§ **Work order**:
All lines in the material containing the word "true" need to be copied.

== Segment start ==

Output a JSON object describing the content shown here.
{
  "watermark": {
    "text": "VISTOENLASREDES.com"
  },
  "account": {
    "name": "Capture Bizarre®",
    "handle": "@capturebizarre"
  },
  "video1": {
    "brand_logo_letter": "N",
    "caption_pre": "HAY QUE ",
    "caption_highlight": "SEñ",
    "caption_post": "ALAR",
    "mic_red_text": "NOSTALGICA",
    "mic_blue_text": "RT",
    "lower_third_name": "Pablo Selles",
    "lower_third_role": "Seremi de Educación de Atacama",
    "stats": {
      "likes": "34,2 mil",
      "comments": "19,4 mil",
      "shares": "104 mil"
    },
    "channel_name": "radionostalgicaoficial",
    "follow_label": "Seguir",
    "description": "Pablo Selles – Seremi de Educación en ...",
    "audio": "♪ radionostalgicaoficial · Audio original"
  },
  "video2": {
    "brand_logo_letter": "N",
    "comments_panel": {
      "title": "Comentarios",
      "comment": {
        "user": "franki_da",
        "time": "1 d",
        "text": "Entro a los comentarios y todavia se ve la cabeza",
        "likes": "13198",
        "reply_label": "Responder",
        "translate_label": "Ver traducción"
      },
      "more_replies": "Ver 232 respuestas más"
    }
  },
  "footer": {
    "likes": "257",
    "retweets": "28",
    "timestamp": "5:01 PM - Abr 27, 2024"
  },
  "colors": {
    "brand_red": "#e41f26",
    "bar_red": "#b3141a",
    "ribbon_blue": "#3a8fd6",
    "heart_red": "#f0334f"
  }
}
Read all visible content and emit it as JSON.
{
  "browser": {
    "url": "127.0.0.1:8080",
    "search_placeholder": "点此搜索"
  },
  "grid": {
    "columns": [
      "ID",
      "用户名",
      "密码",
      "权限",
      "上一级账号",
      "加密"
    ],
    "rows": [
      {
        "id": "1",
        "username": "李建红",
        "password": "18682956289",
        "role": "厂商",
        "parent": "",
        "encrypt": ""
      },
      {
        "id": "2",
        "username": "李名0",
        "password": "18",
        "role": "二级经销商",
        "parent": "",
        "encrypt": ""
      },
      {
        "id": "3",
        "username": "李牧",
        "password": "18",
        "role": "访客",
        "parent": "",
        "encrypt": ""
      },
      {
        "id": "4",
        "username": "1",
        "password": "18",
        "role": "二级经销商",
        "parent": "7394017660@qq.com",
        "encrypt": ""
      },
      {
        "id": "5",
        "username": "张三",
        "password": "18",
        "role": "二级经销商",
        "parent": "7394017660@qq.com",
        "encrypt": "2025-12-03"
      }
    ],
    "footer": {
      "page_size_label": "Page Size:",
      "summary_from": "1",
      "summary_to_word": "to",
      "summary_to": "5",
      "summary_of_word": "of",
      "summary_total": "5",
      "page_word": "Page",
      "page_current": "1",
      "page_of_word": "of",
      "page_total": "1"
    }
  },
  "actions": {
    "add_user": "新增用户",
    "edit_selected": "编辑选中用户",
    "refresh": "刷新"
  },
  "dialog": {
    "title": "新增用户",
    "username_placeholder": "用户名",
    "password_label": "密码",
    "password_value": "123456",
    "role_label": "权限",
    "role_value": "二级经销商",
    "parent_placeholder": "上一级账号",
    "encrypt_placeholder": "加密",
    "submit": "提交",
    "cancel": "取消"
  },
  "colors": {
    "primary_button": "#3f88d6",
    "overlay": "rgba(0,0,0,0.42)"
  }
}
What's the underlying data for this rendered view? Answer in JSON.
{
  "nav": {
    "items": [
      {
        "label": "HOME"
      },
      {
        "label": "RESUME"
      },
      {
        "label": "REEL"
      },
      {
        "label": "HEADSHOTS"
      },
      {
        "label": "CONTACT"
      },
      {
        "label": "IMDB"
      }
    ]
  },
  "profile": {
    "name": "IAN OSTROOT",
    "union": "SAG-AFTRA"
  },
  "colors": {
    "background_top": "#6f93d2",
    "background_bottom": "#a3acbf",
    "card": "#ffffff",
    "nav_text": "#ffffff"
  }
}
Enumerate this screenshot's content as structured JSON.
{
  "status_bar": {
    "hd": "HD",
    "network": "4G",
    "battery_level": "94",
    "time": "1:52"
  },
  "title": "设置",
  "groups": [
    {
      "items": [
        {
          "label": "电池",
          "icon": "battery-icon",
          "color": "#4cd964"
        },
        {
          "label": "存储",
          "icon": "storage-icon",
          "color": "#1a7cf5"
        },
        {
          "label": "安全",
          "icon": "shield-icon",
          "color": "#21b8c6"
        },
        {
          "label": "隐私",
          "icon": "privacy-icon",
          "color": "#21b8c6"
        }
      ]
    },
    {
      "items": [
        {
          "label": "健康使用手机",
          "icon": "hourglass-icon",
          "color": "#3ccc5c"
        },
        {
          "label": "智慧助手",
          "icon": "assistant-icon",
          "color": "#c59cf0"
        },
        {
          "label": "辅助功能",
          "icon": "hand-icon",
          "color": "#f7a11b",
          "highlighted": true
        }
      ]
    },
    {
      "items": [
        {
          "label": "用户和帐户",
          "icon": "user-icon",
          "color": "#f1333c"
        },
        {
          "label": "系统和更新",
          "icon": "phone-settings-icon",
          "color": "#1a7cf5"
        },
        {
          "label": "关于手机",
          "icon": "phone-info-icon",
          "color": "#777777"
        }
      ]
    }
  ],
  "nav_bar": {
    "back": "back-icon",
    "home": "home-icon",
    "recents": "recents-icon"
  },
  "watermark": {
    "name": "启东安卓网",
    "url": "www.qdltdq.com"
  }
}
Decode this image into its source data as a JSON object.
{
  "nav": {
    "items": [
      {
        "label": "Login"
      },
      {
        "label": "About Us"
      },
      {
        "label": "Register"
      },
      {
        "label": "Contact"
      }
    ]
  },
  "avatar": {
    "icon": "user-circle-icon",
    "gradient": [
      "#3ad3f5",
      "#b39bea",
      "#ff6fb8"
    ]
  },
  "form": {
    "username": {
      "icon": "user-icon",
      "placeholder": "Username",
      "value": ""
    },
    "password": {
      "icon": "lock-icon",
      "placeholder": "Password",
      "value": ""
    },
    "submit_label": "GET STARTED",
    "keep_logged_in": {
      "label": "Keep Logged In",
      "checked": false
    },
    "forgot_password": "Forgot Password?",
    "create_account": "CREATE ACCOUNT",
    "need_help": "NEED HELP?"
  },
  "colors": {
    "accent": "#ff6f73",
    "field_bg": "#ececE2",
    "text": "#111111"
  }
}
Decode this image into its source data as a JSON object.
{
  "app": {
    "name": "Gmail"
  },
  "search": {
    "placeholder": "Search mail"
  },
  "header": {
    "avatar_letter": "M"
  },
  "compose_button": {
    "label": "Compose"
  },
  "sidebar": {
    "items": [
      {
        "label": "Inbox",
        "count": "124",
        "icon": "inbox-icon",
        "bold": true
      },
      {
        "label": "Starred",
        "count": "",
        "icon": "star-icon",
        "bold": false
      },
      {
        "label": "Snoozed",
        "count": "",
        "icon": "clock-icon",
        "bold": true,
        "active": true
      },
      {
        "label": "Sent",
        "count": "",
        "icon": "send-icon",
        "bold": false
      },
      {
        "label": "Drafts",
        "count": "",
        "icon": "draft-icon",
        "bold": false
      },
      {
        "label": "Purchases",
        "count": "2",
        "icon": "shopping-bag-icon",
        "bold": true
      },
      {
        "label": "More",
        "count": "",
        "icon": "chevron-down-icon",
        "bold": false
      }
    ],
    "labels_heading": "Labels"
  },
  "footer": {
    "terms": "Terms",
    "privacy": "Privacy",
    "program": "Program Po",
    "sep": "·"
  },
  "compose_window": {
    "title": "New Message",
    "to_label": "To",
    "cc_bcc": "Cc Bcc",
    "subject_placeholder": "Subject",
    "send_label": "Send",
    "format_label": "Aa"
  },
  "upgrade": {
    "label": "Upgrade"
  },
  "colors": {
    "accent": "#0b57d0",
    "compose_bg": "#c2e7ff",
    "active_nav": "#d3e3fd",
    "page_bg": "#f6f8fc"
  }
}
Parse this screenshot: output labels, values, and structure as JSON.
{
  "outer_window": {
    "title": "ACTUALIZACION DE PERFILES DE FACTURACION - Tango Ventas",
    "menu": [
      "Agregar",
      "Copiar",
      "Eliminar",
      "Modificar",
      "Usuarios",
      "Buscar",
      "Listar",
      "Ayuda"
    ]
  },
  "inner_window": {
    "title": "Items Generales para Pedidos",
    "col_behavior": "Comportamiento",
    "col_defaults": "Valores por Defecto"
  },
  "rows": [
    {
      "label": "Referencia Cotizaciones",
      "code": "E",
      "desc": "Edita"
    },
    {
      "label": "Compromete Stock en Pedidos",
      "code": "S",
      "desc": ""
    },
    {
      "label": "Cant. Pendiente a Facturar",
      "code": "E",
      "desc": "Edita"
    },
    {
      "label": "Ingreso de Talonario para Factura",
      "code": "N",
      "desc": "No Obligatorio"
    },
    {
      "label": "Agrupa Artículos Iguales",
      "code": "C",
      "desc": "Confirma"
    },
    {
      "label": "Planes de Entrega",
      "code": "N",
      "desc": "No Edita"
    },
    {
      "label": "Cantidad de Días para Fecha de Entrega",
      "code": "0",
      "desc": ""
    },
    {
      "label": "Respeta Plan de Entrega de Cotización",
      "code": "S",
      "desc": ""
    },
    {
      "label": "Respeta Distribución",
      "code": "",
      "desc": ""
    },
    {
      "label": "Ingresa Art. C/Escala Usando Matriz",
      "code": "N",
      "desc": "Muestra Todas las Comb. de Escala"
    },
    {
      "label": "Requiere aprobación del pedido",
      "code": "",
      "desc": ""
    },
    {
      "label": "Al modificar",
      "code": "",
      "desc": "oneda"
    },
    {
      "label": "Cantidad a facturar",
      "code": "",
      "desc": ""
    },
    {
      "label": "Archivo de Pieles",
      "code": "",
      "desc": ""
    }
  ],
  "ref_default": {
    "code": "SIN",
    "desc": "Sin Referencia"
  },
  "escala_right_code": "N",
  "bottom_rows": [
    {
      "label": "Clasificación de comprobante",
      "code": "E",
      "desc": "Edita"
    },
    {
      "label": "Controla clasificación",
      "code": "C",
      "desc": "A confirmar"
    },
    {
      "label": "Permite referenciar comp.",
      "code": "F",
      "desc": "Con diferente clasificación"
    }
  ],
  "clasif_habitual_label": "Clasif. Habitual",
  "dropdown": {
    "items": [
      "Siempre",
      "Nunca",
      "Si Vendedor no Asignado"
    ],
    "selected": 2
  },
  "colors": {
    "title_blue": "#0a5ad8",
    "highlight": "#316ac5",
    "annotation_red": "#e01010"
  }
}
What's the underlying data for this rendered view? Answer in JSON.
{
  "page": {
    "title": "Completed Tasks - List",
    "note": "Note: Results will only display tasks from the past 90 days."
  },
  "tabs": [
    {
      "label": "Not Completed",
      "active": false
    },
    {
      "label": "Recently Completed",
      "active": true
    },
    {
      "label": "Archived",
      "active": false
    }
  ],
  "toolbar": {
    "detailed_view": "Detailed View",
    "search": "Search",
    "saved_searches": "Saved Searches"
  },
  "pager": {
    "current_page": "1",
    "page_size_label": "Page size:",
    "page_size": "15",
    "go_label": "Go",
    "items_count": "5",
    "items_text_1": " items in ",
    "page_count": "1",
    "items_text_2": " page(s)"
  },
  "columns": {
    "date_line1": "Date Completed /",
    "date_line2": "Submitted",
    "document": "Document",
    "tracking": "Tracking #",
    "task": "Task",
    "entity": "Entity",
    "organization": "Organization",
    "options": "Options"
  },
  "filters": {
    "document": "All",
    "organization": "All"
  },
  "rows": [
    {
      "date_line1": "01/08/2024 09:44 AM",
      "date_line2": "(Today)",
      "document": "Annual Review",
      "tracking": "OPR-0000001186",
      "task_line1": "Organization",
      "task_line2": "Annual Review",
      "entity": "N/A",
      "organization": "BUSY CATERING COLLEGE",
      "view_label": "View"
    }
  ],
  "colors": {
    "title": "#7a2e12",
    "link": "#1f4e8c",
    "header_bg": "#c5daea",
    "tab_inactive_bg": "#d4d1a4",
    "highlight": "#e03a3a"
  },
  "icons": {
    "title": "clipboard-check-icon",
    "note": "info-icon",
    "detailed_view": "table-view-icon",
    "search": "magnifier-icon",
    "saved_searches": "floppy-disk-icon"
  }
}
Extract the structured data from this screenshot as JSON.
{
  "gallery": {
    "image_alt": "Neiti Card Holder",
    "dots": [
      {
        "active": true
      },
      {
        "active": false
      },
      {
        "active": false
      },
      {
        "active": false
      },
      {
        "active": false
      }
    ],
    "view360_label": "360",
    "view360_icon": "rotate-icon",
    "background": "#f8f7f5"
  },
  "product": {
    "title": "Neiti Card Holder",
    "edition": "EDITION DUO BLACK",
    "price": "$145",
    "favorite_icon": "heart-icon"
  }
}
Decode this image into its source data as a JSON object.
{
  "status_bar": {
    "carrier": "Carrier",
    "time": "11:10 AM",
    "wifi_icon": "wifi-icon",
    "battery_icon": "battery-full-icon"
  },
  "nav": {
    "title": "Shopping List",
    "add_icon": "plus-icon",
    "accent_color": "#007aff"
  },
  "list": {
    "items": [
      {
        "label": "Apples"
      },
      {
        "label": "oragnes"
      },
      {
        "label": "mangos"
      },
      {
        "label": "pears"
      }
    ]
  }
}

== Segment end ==

§ **Result below**:
          "highlighted": true
        "bold": true
        "bold": true,
        "active": true
        "bold": true
      "active": true
        "active": true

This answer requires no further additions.